An intriguing consequence of this storm was though Letterman was on, the Ed Sullivan Theater was devoid of guests. With his usual comedic delivery, mixed with a sudden awareness of just how awkward it was to have a completely empty theater, he explained that it was simply too dangerous for people to be on the streets, so the audience and half the staff was not present.
To the delight of those viewing at home, the show went on. An intern holding poster boards delivered the Top 10 list and a balding, middle-aged man stood in for scheduled guest Kate Hudson. There was no appreciative laughter or applause, but it was funny nonetheless.
Letterman's perseverance in the absence of an audience in no way compares to the bravery and generosity of those who are up to their elbows in debris, rescuing those in trouble or working nonstop to restore power. That is genuine heroism, and all those affected by Sandy have been in my prayers. This is not meant to be a tribute to Letterman, but the image of that empty theater illustrated a temptation I often struggle with.
More than any other time of the year, I find November and December to hold so many occasions to do the right thing for the wrong reason.
As sure as Black Friday and "The Nutcracker," there will be dozens of charities and service projects worthy of attention.
I'll buy gifts for Angel Trees and try to add extra canned goods to what I bring to church in hopes that all can feast for the holidays.
Many will do much more than I, but when that cashier asks me whether I want to give a dollar to Deep Well when I'm checking out at the store, I'll say yes because I don't want to look like a Scrooge to the people behind me.
These are good and important things to do, and I'd venture to say that you should practice charity regardless of how holy you feel your disposition is.
However, the practice of charity can be a means for us to grow in holiness if we take the words of the Christ to heart.
Advising his followers, Christ taught us to "take care not to perform righteous deeds in order that people may see them. ... When you give alms, do not let your left hand know what your right hand is doing, so that your almsgiving may be in secret. And your Father who sees in secret will repay you" (Matthew 6:1-4).
I find the feeling of doing good intoxicating. I envision myself as a Mother Teresa type, wandering through the streets of Calcutta -- or Hilton Head Plantation -- showering my blessings on all I meet. However, the ultimate reason I give is not because I want to feel good or receive recognition. It's because nothing I have is mine to begin with.

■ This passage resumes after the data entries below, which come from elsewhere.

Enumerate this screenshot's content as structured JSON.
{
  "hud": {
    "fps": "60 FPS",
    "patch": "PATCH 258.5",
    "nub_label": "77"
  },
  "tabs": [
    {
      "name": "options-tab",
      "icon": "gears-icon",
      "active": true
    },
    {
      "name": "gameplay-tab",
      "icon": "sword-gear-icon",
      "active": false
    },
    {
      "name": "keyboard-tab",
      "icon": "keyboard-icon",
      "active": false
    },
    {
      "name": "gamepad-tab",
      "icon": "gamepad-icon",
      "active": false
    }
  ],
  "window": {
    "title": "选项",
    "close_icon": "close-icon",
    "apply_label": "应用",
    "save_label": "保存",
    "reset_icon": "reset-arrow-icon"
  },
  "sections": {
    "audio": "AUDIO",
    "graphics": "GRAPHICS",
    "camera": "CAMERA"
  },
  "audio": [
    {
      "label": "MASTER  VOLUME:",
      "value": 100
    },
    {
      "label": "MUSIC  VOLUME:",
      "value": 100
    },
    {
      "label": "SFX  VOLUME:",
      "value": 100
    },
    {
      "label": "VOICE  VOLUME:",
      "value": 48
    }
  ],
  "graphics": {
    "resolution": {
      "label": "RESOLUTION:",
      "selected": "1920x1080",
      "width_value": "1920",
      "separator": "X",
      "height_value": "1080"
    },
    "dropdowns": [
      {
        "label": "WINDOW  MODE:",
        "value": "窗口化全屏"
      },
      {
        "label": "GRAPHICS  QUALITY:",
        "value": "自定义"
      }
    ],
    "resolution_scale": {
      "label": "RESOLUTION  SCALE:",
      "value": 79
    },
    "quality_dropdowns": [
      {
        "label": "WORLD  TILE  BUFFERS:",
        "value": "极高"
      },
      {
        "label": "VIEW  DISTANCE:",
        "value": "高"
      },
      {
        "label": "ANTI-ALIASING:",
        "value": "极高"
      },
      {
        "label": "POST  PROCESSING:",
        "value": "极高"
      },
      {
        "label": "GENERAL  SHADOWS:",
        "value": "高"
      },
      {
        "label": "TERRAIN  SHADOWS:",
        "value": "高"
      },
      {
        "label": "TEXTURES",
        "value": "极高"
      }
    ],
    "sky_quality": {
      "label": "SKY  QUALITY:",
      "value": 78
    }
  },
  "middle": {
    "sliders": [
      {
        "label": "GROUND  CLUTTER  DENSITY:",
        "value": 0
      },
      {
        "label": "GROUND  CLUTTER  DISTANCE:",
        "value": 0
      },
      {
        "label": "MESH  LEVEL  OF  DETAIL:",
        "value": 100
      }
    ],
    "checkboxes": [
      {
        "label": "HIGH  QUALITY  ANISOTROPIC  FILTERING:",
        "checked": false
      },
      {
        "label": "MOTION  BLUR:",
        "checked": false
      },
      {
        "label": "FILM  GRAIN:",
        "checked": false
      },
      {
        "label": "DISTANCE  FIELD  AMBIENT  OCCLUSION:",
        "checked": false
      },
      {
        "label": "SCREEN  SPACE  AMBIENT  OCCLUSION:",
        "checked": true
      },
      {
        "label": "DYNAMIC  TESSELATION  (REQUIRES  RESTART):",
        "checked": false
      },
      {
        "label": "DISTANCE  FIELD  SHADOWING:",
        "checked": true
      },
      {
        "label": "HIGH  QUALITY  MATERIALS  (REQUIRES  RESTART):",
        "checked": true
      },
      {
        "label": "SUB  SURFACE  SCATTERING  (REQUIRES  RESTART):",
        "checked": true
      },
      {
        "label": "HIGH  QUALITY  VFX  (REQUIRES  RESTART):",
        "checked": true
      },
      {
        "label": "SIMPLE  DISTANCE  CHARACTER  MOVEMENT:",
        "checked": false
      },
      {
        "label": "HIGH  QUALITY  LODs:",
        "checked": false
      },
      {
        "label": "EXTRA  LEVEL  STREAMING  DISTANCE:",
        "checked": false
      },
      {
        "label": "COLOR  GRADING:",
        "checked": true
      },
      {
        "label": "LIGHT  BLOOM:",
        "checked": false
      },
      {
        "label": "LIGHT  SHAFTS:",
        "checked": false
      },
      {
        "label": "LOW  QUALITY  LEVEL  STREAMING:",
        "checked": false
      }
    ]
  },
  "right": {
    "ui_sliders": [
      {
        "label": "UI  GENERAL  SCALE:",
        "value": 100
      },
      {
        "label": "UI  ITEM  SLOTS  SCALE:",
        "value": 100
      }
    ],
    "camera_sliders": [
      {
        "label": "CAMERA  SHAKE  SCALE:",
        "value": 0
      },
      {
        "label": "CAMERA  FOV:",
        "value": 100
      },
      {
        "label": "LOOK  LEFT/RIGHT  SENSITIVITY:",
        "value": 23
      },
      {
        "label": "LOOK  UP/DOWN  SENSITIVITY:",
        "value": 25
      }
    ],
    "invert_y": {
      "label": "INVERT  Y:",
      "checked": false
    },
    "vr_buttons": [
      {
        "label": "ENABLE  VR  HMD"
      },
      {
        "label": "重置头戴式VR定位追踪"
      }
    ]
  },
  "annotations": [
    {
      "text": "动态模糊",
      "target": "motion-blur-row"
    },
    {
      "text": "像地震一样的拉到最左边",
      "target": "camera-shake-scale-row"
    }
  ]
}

That's why, as I consider the upcoming months, I'm trying to shed my Mother Teresa complex (though she is a worthy role model) and trying to envision, instead, that empty theater I saw on Letterman, realizing that maturity and holiness mean doing good not for an audience, but solely for my Father in heaven.